Data extracted from a collection.

○ ○ ○

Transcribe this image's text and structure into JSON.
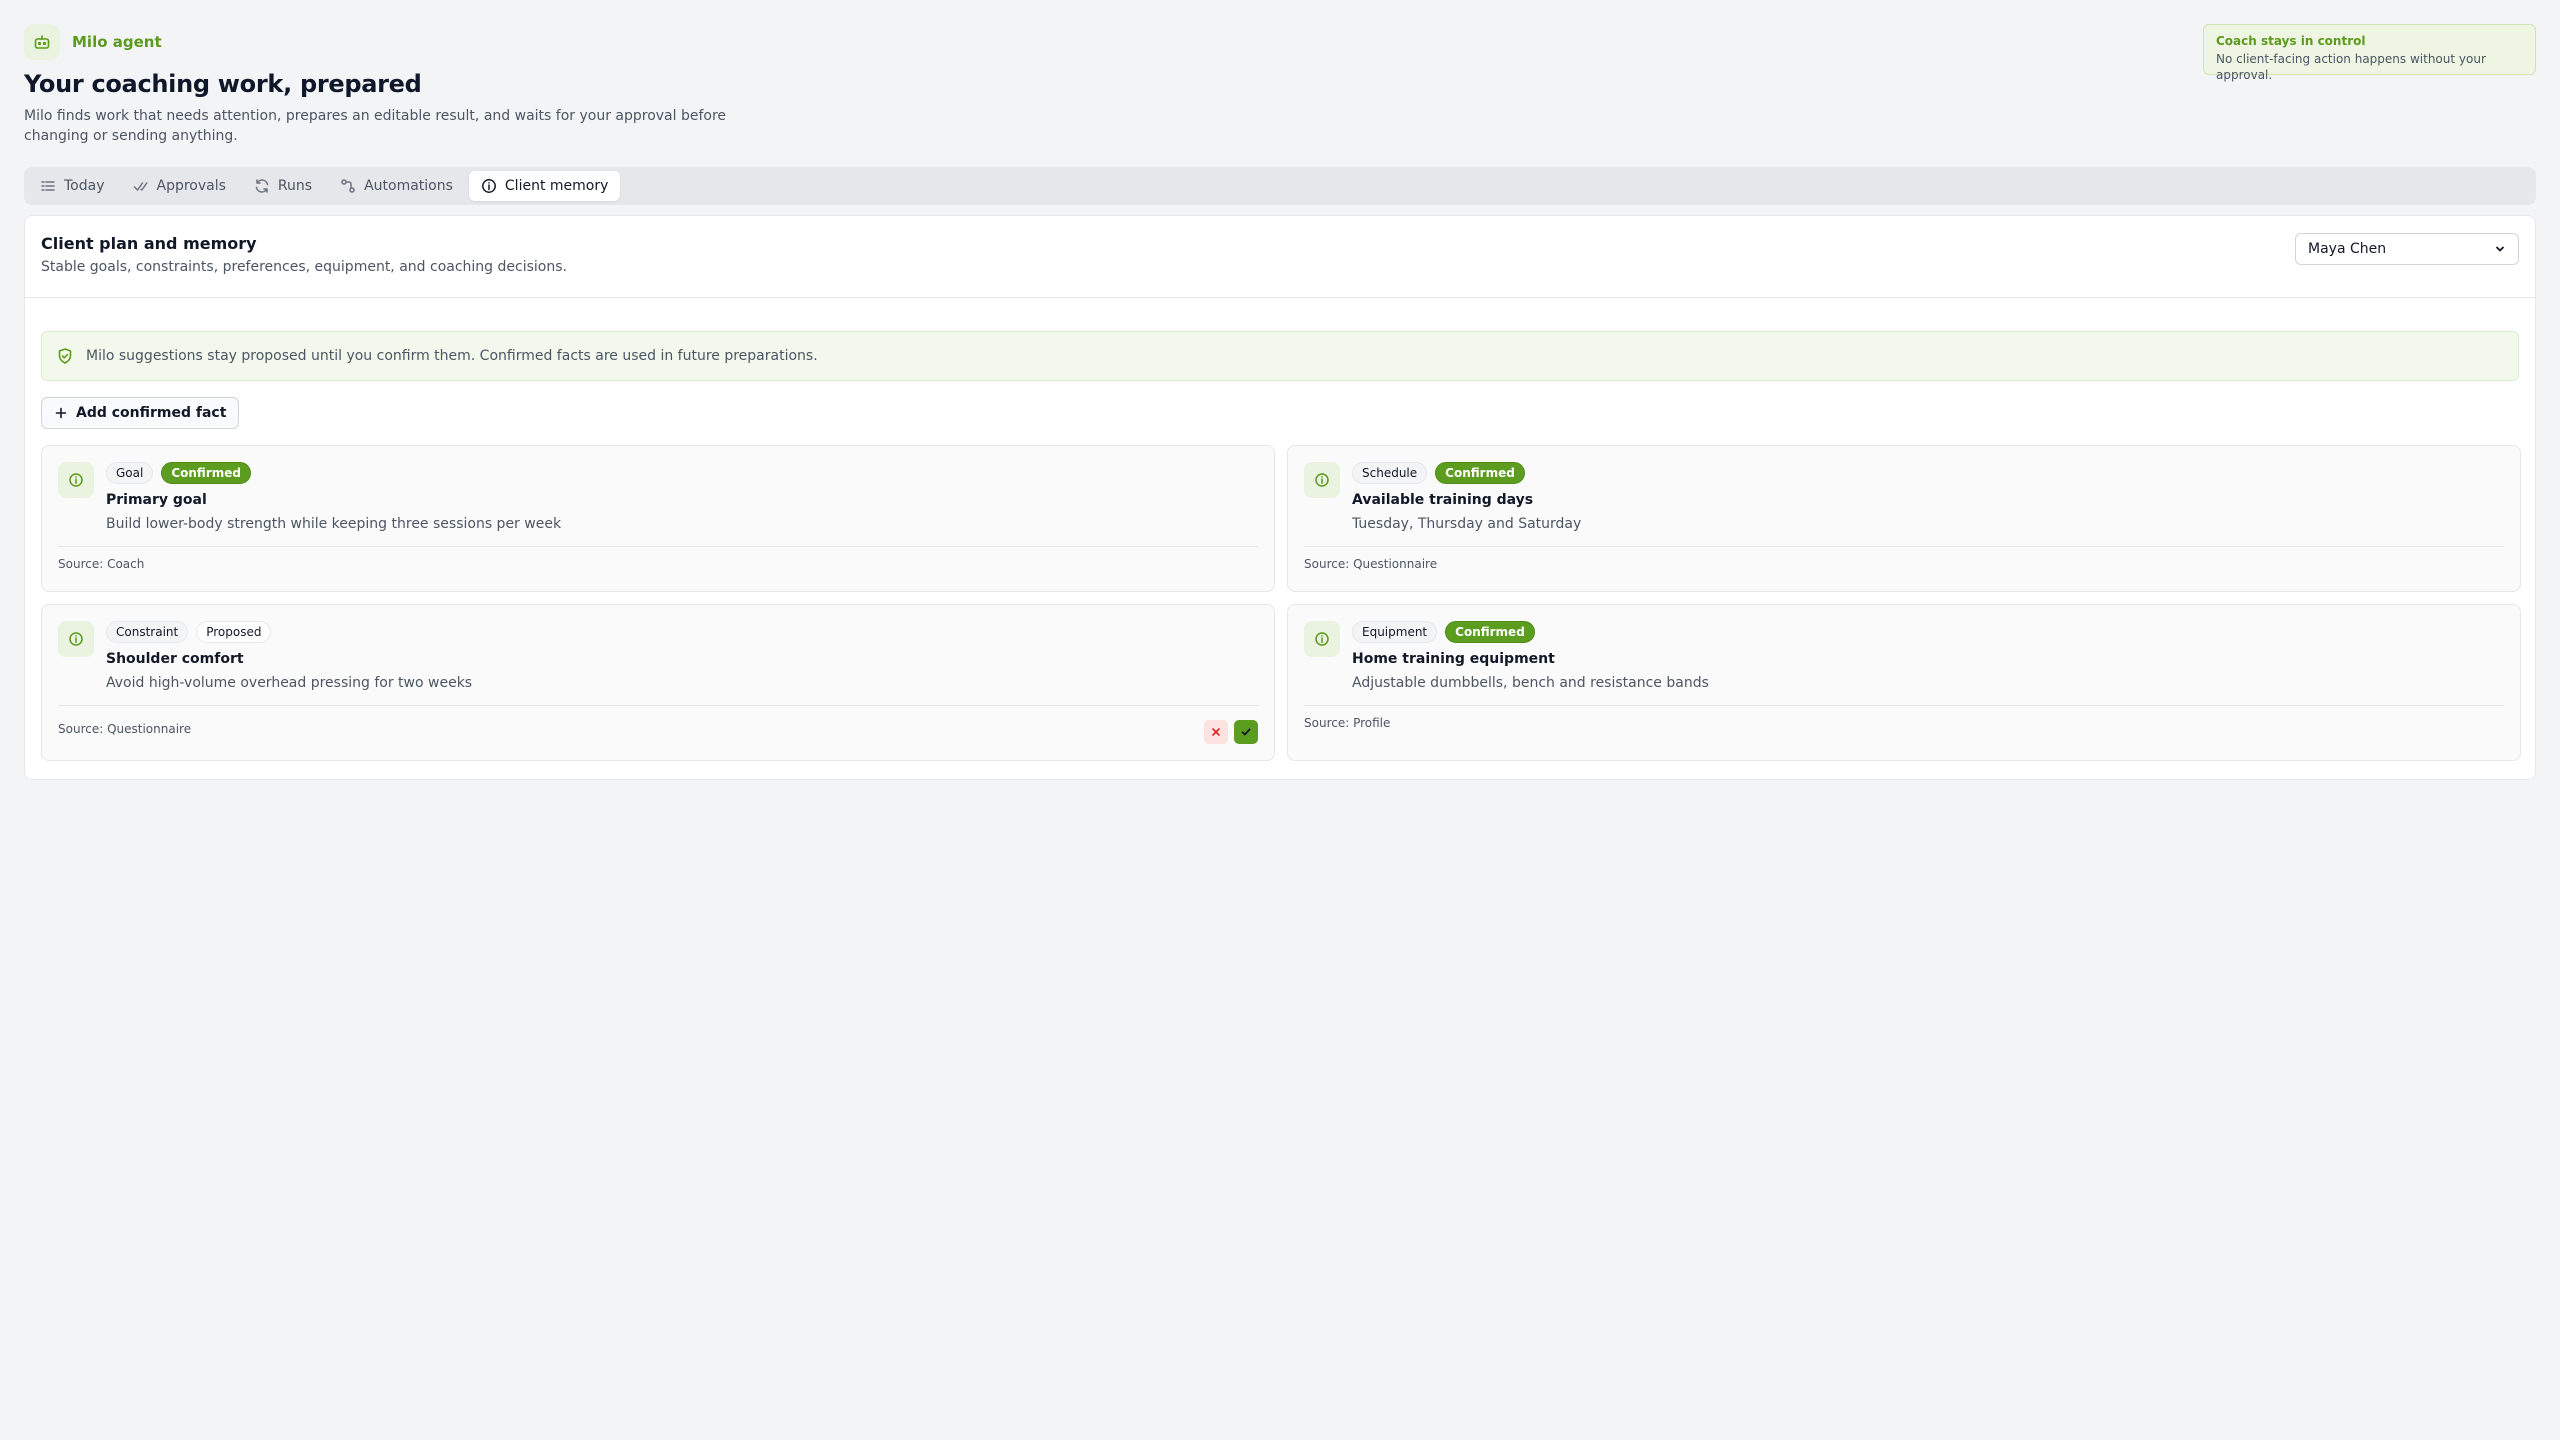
{
  "header": {
    "brand_name": "Milo agent",
    "title": "Your coaching work, prepared",
    "subtitle": "Milo finds work that needs attention, prepares an editable result, and waits for your approval before changing or sending anything."
  },
  "control_notice": {
    "title": "Coach stays in control",
    "text": "No client-facing action happens without your approval."
  },
  "tabs": [
    {
      "label": "Today",
      "icon": "list-icon",
      "active": false
    },
    {
      "label": "Approvals",
      "icon": "check-double-icon",
      "active": false
    },
    {
      "label": "Runs",
      "icon": "refresh-icon",
      "active": false
    },
    {
      "label": "Automations",
      "icon": "workflow-icon",
      "active": false
    },
    {
      "label": "Client memory",
      "icon": "info-icon",
      "active": true
    }
  ],
  "panel": {
    "title": "Client plan and memory",
    "subtitle": "Stable goals, constraints, preferences, equipment, and coaching decisions.",
    "client_select": "Maya Chen",
    "notice": "Milo suggestions stay proposed until you confirm them. Confirmed facts are used in future preparations.",
    "add_button": "Add confirmed fact"
  },
  "facts": [
    {
      "category": "Goal",
      "status": "Confirmed",
      "title": "Primary goal",
      "text": "Build lower-body strength while keeping three sessions per week",
      "source": "Source: Coach"
    },
    {
      "category": "Schedule",
      "status": "Confirmed",
      "title": "Available training days",
      "text": "Tuesday, Thursday and Saturday",
      "source": "Source: Questionnaire"
    },
    {
      "category": "Constraint",
      "status": "Proposed",
      "title": "Shoulder comfort",
      "text": "Avoid high-volume overhead pressing for two weeks",
      "source": "Source: Questionnaire"
    },
    {
      "category": "Equipment",
      "status": "Confirmed",
      "title": "Home training equipment",
      "text": "Adjustable dumbbells, bench and resistance bands",
      "source": "Source: Profile"
    }
  ],
  "colors": {
    "accent": "#5c9d1f",
    "accent_light": "#eaf3e0",
    "reject_bg": "#fde2e2",
    "reject_icon": "#dc2626"
  }
}
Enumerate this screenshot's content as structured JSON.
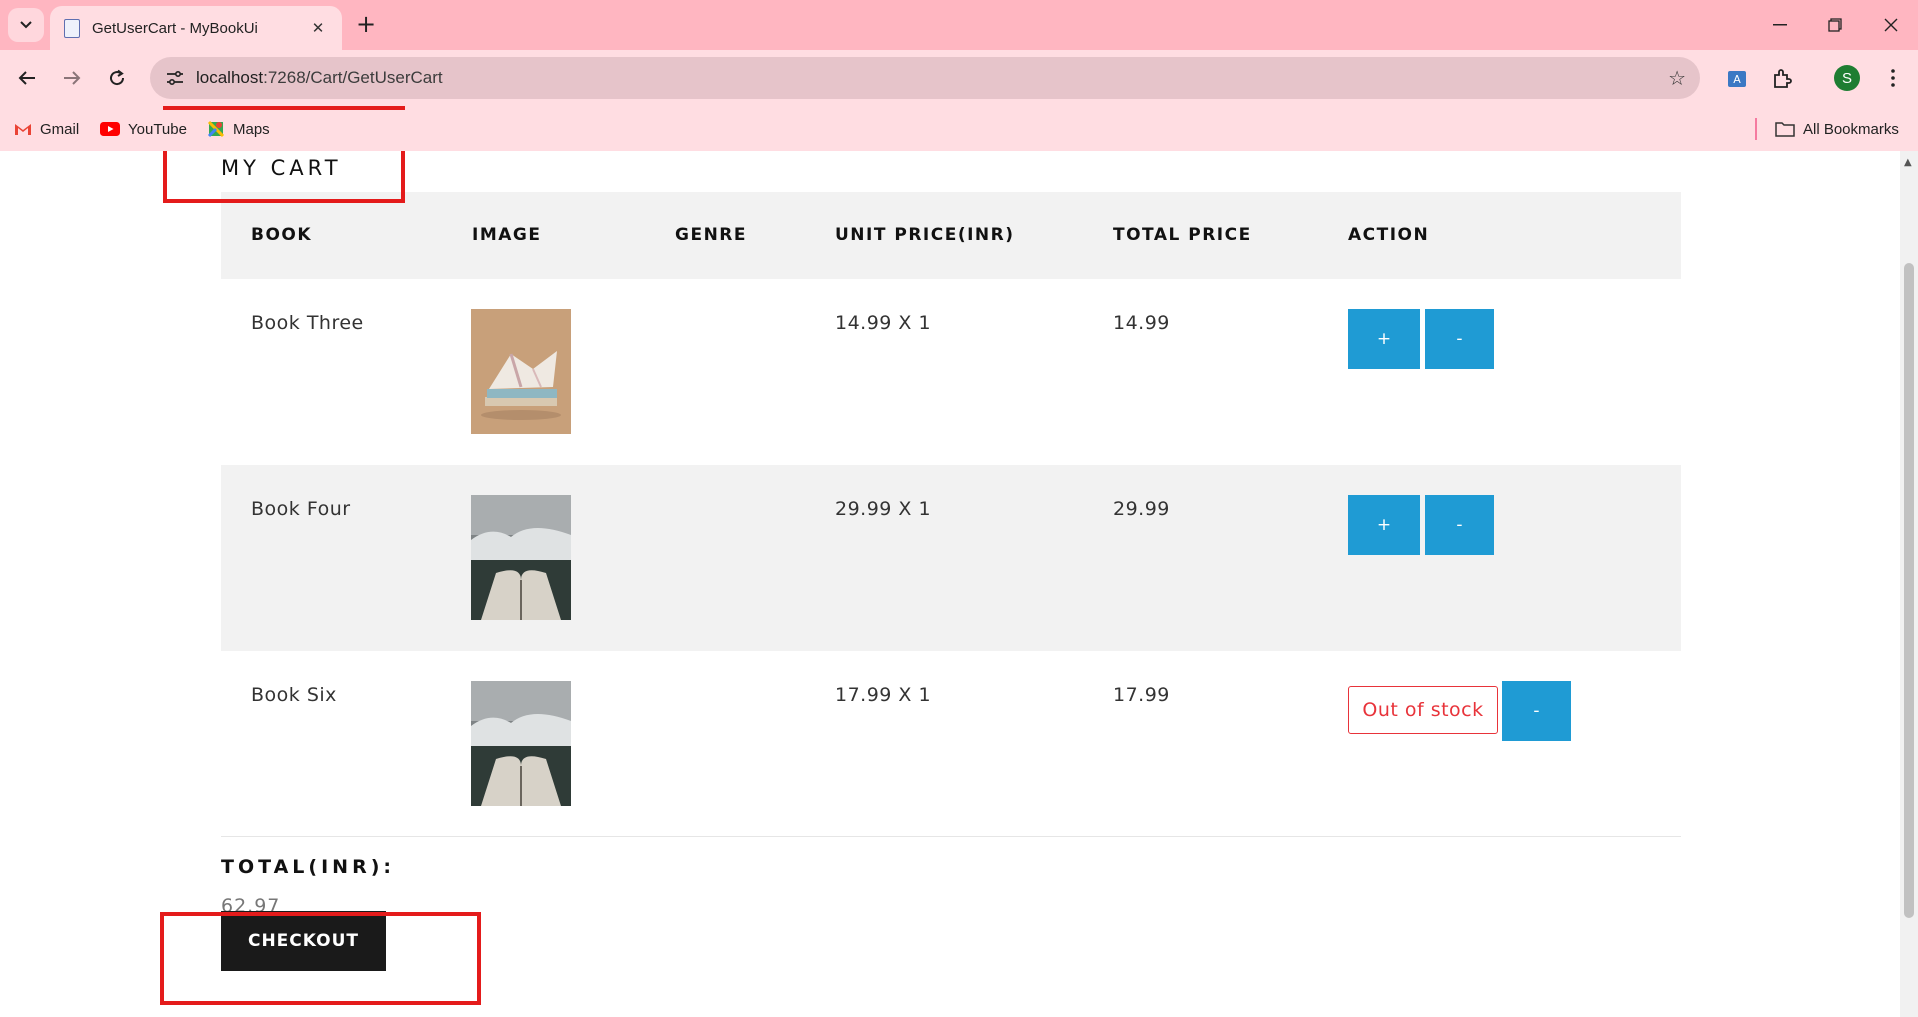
{
  "browser": {
    "tab_title": "GetUserCart - MyBookUi",
    "url_host": "localhost",
    "url_path": ":7268/Cart/GetUserCart",
    "profile_initial": "S",
    "bookmarks": [
      "Gmail",
      "YouTube",
      "Maps"
    ],
    "all_bookmarks_label": "All Bookmarks"
  },
  "page": {
    "heading": "MY CART",
    "columns": [
      "BOOK",
      "IMAGE",
      "GENRE",
      "UNIT PRICE(INR)",
      "TOTAL PRICE",
      "ACTION"
    ],
    "rows": [
      {
        "book": "Book Three",
        "image": "open-books-photo",
        "genre": "",
        "unit_price": "14.99 X 1",
        "total_price": "14.99",
        "plus": "+",
        "minus": "-",
        "out_of_stock": ""
      },
      {
        "book": "Book Four",
        "image": "book-mountain-photo",
        "genre": "",
        "unit_price": "29.99 X 1",
        "total_price": "29.99",
        "plus": "+",
        "minus": "-",
        "out_of_stock": ""
      },
      {
        "book": "Book Six",
        "image": "book-mountain-photo",
        "genre": "",
        "unit_price": "17.99 X 1",
        "total_price": "17.99",
        "plus": "",
        "minus": "-",
        "out_of_stock": "Out of stock"
      }
    ],
    "total_label": "TOTAL(INR):",
    "total_value": "62.97",
    "checkout_label": "CHECKOUT"
  },
  "colors": {
    "chrome": "#ffb6c1",
    "accent_button": "#1f9bd4",
    "out_of_stock": "#e8333a",
    "highlight_box": "#e41b1b"
  }
}
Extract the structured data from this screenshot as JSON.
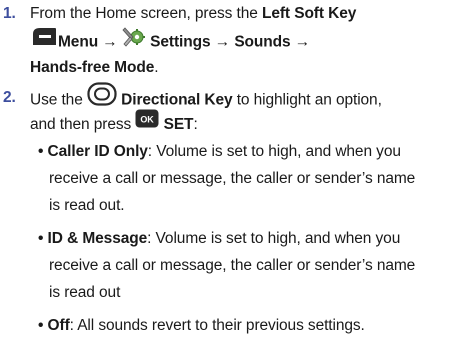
{
  "step1": {
    "number": "1.",
    "text_a": "From the Home screen, press the ",
    "bold_a": "Left Soft Key",
    "bold_b": "Menu",
    "arrow1": " → ",
    "bold_c": "Settings",
    "arrow2": " → ",
    "bold_d": "Sounds",
    "arrow3": " →",
    "bold_e": "Hands-free Mode",
    "end": "."
  },
  "step2": {
    "number": "2.",
    "text_a": "Use the ",
    "bold_a": "Directional Key",
    "text_b": " to highlight an option,",
    "text_c": "and then press ",
    "ok_label": "OK",
    "bold_b": "SET",
    "text_d": ":"
  },
  "options": [
    {
      "name": "Caller ID Only",
      "line1": ": Volume is set to high, and when you",
      "line2": "receive a call or message, the caller or sender’s name",
      "line3": "is read out."
    },
    {
      "name": "ID & Message",
      "line1": ": Volume is set to high, and when you",
      "line2": "receive a call or message, the caller or sender’s name",
      "line3": "is read out"
    },
    {
      "name": "Off",
      "line1": ": All sounds revert to their previous settings."
    }
  ],
  "icons": {
    "soft_key": "left-soft-key-icon",
    "settings": "settings-icon",
    "directional": "directional-key-icon",
    "ok": "ok-key-icon"
  },
  "colors": {
    "number": "#3d4e9e",
    "text": "#1a1a1a",
    "key": "#2a2a2a",
    "settings_green": "#6aa84f"
  }
}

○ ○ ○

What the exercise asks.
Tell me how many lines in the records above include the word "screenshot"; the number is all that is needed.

Final answer.
2